WORK TO BE COMPLETED: Every entry, from the first line to the last, should be output exactly.

[DATA FOR THE TASK Boundary: Start]

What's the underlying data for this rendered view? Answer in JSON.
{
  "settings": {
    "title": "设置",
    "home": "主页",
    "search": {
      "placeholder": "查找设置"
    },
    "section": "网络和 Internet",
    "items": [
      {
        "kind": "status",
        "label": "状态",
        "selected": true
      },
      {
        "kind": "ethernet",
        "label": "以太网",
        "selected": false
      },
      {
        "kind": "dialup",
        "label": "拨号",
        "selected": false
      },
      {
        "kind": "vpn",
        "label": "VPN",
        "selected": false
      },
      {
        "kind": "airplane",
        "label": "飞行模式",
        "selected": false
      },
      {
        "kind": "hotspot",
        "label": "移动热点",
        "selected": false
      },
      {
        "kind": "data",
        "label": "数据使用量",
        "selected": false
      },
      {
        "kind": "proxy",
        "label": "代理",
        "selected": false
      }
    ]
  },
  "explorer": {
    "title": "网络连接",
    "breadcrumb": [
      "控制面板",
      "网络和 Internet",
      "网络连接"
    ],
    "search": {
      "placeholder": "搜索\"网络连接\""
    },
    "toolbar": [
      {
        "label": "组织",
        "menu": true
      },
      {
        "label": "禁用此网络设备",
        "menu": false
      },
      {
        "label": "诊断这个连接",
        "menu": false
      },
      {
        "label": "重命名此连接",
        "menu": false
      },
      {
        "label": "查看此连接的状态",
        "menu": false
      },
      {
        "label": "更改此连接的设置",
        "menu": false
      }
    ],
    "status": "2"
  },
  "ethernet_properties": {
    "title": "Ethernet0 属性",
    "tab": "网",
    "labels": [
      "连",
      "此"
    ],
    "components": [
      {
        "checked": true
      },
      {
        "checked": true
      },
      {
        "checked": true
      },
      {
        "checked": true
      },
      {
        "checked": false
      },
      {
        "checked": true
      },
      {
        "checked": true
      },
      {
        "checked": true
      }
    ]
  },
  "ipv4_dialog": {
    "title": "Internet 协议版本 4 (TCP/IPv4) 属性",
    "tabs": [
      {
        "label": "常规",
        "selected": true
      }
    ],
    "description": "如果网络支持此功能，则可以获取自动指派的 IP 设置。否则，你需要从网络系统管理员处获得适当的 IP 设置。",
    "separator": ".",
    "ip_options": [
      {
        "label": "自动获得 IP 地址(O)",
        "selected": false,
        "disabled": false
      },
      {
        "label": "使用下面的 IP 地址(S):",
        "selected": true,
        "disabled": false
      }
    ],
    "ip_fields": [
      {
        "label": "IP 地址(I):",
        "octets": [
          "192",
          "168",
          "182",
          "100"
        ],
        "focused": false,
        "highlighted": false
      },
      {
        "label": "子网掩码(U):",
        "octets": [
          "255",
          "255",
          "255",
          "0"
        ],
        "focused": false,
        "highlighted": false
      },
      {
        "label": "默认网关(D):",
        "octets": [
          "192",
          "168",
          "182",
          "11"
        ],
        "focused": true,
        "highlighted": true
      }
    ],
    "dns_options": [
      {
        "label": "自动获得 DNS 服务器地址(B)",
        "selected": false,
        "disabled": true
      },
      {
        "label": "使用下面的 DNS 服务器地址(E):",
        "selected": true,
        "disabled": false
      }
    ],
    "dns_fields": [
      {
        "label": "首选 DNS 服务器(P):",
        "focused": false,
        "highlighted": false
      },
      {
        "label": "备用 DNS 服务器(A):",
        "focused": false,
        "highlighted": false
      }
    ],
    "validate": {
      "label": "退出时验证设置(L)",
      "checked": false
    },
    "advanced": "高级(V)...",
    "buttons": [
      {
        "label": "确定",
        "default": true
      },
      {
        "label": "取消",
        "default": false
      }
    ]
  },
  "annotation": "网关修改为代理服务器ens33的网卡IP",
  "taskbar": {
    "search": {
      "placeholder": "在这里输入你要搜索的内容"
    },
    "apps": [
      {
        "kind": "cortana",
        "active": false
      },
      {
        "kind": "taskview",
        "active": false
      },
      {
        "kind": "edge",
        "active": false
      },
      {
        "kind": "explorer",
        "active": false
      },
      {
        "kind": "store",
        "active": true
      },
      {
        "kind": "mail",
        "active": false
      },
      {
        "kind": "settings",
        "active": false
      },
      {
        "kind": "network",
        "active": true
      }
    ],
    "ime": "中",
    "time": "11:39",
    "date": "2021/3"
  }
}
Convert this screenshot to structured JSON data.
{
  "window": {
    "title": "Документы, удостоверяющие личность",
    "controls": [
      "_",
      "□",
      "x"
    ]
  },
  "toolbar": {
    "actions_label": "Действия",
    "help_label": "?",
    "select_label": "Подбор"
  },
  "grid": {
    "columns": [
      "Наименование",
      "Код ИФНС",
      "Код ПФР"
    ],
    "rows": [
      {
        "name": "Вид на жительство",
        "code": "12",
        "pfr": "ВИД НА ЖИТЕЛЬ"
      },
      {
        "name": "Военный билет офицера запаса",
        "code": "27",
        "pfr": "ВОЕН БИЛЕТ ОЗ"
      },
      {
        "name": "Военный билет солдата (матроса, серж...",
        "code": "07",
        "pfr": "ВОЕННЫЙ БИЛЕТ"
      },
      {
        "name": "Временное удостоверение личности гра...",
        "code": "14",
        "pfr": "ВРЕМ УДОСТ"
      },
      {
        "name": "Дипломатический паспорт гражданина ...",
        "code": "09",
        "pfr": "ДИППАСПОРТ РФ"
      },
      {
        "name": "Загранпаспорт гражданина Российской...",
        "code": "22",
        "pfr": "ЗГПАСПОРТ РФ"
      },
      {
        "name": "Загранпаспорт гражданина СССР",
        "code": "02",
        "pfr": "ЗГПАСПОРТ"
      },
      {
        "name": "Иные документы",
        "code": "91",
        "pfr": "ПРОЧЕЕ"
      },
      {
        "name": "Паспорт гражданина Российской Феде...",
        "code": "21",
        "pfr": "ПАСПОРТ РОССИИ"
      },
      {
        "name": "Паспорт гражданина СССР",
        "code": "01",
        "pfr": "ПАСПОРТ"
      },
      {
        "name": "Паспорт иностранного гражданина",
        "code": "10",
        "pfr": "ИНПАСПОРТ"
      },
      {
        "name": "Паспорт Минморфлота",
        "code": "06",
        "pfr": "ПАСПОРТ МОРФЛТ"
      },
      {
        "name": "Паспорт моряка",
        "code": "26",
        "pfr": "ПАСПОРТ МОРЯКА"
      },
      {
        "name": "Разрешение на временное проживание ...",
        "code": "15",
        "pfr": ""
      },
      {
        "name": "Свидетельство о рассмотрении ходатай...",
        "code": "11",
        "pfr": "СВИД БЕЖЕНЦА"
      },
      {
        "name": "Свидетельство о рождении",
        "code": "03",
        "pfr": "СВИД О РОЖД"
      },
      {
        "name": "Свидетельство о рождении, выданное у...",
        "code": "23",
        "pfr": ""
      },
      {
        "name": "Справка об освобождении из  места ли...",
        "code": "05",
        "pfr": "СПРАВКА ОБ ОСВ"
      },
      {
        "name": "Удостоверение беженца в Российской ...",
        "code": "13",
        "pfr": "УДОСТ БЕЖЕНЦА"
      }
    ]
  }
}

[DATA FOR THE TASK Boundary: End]

RESPONSE TO THIS TASK:
What's the underlying data for this rendered view? Answer in JSON.
{
  "settings": {
    "title": "设置",
    "home": "主页",
    "search": {
      "placeholder": "查找设置"
    },
    "section": "网络和 Internet",
    "items": [
      {
        "kind": "status",
        "label": "状态",
        "selected": true
      },
      {
        "kind": "ethernet",
        "label": "以太网",
        "selected": false
      },
      {
        "kind": "dialup",
        "label": "拨号",
        "selected": false
      },
      {
        "kind": "vpn",
        "label": "VPN",
        "selected": false
      },
      {
        "kind": "airplane",
        "label": "飞行模式",
        "selected": false
      },
      {
        "kind": "hotspot",
        "label": "移动热点",
        "selected": false
      },
      {
        "kind": "data",
        "label": "数据使用量",
        "selected": false
      },
      {
        "kind": "proxy",
        "label": "代理",
        "selected": false
      }
    ]
  },
  "explorer": {
    "title": "网络连接",
    "breadcrumb": [
      "控制面板",
      "网络和 Internet",
      "网络连接"
    ],
    "search": {
      "placeholder": "搜索\"网络连接\""
    },
    "toolbar": [
      {
        "label": "组织",
        "menu": true
      },
      {
        "label": "禁用此网络设备",
        "menu": false
      },
      {
        "label": "诊断这个连接",
        "menu": false
      },
      {
        "label": "重命名此连接",
        "menu": false
      },
      {
        "label": "查看此连接的状态",
        "menu": false
      },
      {
        "label": "更改此连接的设置",
        "menu": false
      }
    ],
    "status": "2"
  },
  "ethernet_properties": {
    "title": "Ethernet0 属性",
    "tab": "网",
    "labels": [
      "连",
      "此"
    ],
    "components": [
      {
        "checked": true
      },
      {
        "checked": true
      },
      {
        "checked": true
      },
      {
        "checked": true
      },
      {
        "checked": false
      },
      {
        "checked": true
      },
      {
        "checked": true
      },
      {
        "checked": true
      }
    ]
  },
  "ipv4_dialog": {
    "title": "Internet 协议版本 4 (TCP/IPv4) 属性",
    "tabs": [
      {
        "label": "常规",
        "selected": true
      }
    ],
    "description": "如果网络支持此功能，则可以获取自动指派的 IP 设置。否则，你需要从网络系统管理员处获得适当的 IP 设置。",
    "separator": ".",
    "ip_options": [
      {
        "label": "自动获得 IP 地址(O)",
        "selected": false,
        "disabled": false
      },
      {
        "label": "使用下面的 IP 地址(S):",
        "selected": true,
        "disabled": false
      }
    ],
    "ip_fields": [
      {
        "label": "IP 地址(I):",
        "octets": [
          "192",
          "168",
          "182",
          "100"
        ],
        "focused": false,
        "highlighted": false
      },
      {
        "label": "子网掩码(U):",
        "octets": [
          "255",
          "255",
          "255",
          "0"
        ],
        "focused": false,
        "highlighted": false
      },
      {
        "label": "默认网关(D):",
        "octets": [
          "192",
          "168",
          "182",
          "11"
        ],
        "focused": true,
        "highlighted": true
      }
    ],
    "dns_options": [
      {
        "label": "自动获得 DNS 服务器地址(B)",
        "selected": false,
        "disabled": true
      },
      {
        "label": "使用下面的 DNS 服务器地址(E):",
        "selected": true,
        "disabled": false
      }
    ],
    "dns_fields": [
      {
        "label": "首选 DNS 服务器(P):",
        "focused": false,
        "highlighted": false
      },
      {
        "label": "备用 DNS 服务器(A):",
        "focused": false,
        "highlighted": false
      }
    ],
    "validate": {
      "label": "退出时验证设置(L)",
      "checked": false
    },
    "advanced": "高级(V)...",
    "buttons": [
      {
        "label": "确定",
        "default": true
      },
      {
        "label": "取消",
        "default": false
      }
    ]
  },
  "annotation": "网关修改为代理服务器ens33的网卡IP",
  "taskbar": {
    "search": {
      "placeholder": "在这里输入你要搜索的内容"
    },
    "apps": [
      {
        "kind": "cortana",
        "active": false
      },
      {
        "kind": "taskview",
        "active": false
      },
      {
        "kind": "edge",
        "active": false
      },
      {
        "kind": "explorer",
        "active": false
      },
      {
        "kind": "store",
        "active": true
      },
      {
        "kind": "mail",
        "active": false
      },
      {
        "kind": "settings",
        "active": false
      },
      {
        "kind": "network",
        "active": true
      }
    ],
    "ime": "中",
    "time": "11:39",
    "date": "2021/3"
  }
}
Convert this screenshot to structured JSON data.
{
  "window": {
    "title": "Документы, удостоверяющие личность",
    "controls": [
      "_",
      "□",
      "x"
    ]
  },
  "toolbar": {
    "actions_label": "Действия",
    "help_label": "?",
    "select_label": "Подбор"
  },
  "grid": {
    "columns": [
      "Наименование",
      "Код ИФНС",
      "Код ПФР"
    ],
    "rows": [
      {
        "name": "Вид на жительство",
        "code": "12",
        "pfr": "ВИД НА ЖИТЕЛЬ"
      },
      {
        "name": "Военный билет офицера запаса",
        "code": "27",
        "pfr": "ВОЕН БИЛЕТ ОЗ"
      },
      {
        "name": "Военный билет солдата (матроса, серж...",
        "code": "07",
        "pfr": "ВОЕННЫЙ БИЛЕТ"
      },
      {
        "name": "Временное удостоверение личности гра...",
        "code": "14",
        "pfr": "ВРЕМ УДОСТ"
      },
      {
        "name": "Дипломатический паспорт гражданина ...",
        "code": "09",
        "pfr": "ДИППАСПОРТ РФ"
      },
      {
        "name": "Загранпаспорт гражданина Российской...",
        "code": "22",
        "pfr": "ЗГПАСПОРТ РФ"
      },
      {
        "name": "Загранпаспорт гражданина СССР",
        "code": "02",
        "pfr": "ЗГПАСПОРТ"
      },
      {
        "name": "Иные документы",
        "code": "91",
        "pfr": "ПРОЧЕЕ"
      },
      {
        "name": "Паспорт гражданина Российской Феде...",
        "code": "21",
        "pfr": "ПАСПОРТ РОССИИ"
      },
      {
        "name": "Паспорт гражданина СССР",
        "code": "01",
        "pfr": "ПАСПОРТ"
      },
      {
        "name": "Паспорт иностранного гражданина",
        "code": "10",
        "pfr": "ИНПАСПОРТ"
      },
      {
        "name": "Паспорт Минморфлота",
        "code": "06",
        "pfr": "ПАСПОРТ МОРФЛТ"
      },
      {
        "name": "Паспорт моряка",
        "code": "26",
        "pfr": "ПАСПОРТ МОРЯКА"
      },
      {
        "name": "Разрешение на временное проживание ...",
        "code": "15",
        "pfr": ""
      },
      {
        "name": "Свидетельство о рассмотрении ходатай...",
        "code": "11",
        "pfr": "СВИД БЕЖЕНЦА"
      },
      {
        "name": "Свидетельство о рождении",
        "code": "03",
        "pfr": "СВИД О РОЖД"
      },
      {
        "name": "Свидетельство о рождении, выданное у...",
        "code": "23",
        "pfr": ""
      },
      {
        "name": "Справка об освобождении из  места ли...",
        "code": "05",
        "pfr": "СПРАВКА ОБ ОСВ"
      },
      {
        "name": "Удостоверение беженца в Российской ...",
        "code": "13",
        "pfr": "УДОСТ БЕЖЕНЦА"
      }
    ]
  }
}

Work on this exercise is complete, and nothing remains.